I'll take a look at that, thanks. –  karlphillip Oct 18 '11 at 1:47
Those are awesome links @David, thanks! I've implemented and tested those techniques and I'm sticking with a simple `warpPerspective()` operation for now for the sake of performance, but I know that eventually I'll go back to use a proper deskewing method.

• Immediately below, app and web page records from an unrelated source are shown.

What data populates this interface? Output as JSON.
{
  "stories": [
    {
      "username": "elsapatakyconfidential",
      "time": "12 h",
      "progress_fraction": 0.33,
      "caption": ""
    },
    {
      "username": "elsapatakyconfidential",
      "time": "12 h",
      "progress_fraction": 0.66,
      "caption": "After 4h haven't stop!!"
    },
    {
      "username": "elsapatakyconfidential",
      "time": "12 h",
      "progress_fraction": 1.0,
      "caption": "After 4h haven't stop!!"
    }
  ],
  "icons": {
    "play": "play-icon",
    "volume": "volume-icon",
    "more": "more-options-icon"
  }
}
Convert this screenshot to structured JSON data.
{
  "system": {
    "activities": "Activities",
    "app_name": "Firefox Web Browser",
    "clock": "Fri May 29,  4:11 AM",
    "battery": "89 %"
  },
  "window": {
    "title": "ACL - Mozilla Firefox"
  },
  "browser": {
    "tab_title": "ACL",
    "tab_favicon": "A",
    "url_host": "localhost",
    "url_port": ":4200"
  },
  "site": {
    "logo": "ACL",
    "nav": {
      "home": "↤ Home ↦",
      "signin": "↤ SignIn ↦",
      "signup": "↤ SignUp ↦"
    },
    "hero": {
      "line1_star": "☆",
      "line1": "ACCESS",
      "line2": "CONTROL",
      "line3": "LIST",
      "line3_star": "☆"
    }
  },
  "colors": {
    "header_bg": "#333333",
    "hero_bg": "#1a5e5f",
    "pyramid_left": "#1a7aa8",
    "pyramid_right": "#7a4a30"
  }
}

This link also helped me a lot. –  karlphillip Oct 20 '11 at 3:53